** SUPPLIED RECORDS follows **
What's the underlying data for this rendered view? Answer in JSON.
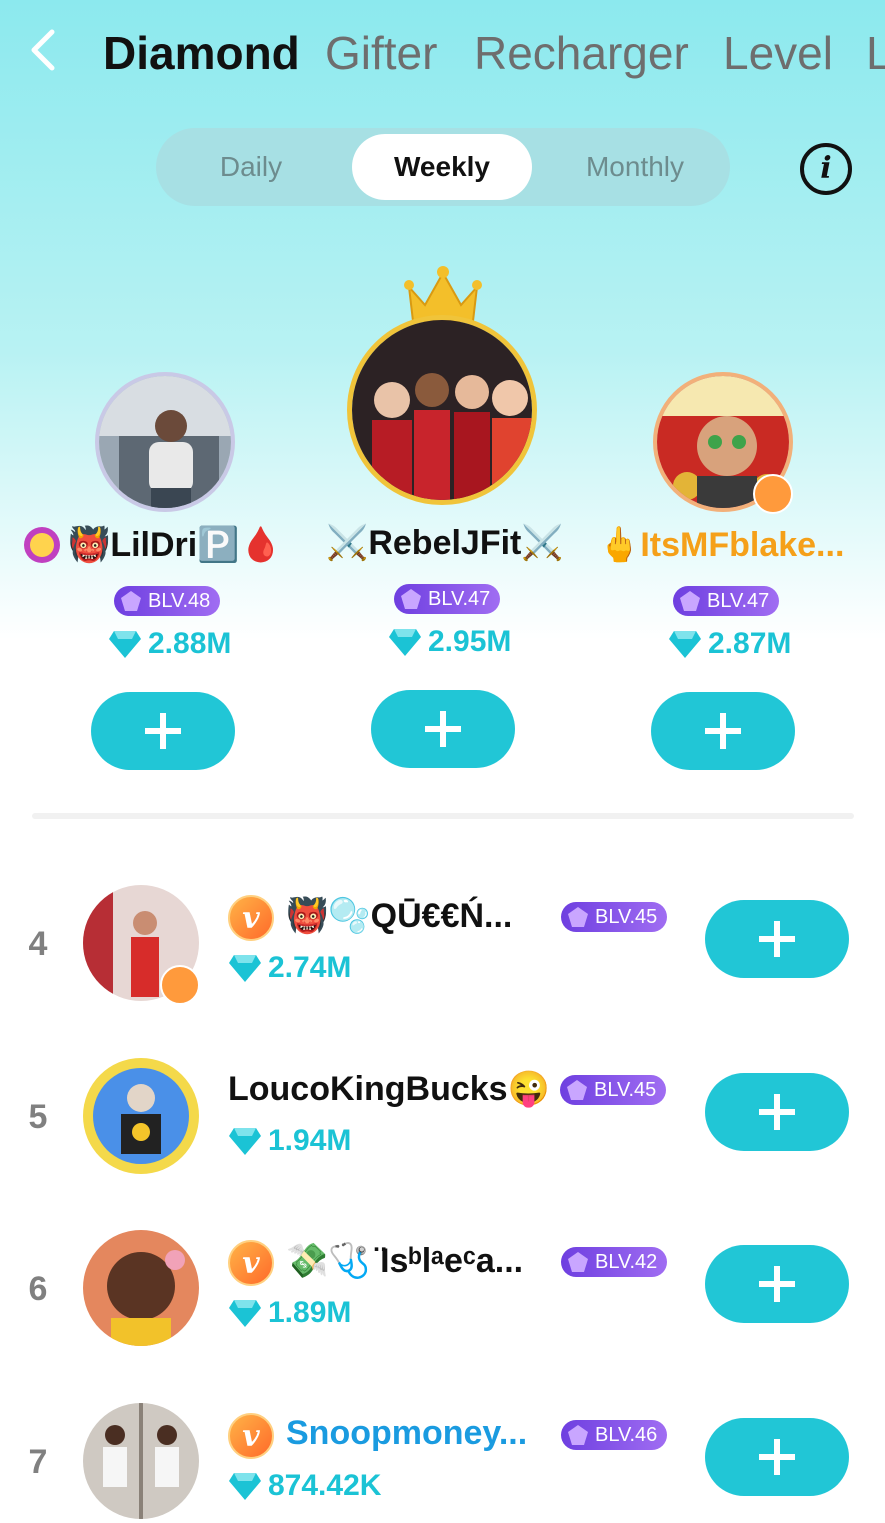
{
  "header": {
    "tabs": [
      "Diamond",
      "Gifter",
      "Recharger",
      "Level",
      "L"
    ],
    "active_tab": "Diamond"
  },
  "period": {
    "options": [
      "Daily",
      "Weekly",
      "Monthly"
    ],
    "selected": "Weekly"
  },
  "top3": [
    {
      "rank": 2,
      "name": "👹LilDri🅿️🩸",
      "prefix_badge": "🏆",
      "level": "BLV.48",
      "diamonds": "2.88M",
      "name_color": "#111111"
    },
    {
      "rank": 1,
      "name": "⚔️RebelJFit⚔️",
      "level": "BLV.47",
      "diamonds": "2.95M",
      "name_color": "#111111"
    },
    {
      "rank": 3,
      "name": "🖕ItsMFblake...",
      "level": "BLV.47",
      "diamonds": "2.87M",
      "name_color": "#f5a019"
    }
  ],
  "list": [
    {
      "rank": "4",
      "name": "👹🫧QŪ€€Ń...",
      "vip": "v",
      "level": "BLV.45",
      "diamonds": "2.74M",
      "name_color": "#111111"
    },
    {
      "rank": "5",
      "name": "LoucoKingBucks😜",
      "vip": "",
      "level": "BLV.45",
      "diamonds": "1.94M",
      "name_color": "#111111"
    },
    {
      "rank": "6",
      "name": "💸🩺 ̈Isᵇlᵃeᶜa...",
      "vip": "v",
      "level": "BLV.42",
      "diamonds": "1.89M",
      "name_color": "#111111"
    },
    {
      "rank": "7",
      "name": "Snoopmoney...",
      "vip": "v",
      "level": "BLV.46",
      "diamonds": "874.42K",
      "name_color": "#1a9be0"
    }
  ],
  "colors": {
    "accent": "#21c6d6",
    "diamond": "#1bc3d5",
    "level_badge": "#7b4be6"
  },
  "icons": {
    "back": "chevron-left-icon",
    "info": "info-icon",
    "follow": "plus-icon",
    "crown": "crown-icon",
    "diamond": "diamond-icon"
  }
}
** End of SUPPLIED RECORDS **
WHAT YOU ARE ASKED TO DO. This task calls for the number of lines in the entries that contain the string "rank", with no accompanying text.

TASK OUTPUT. 7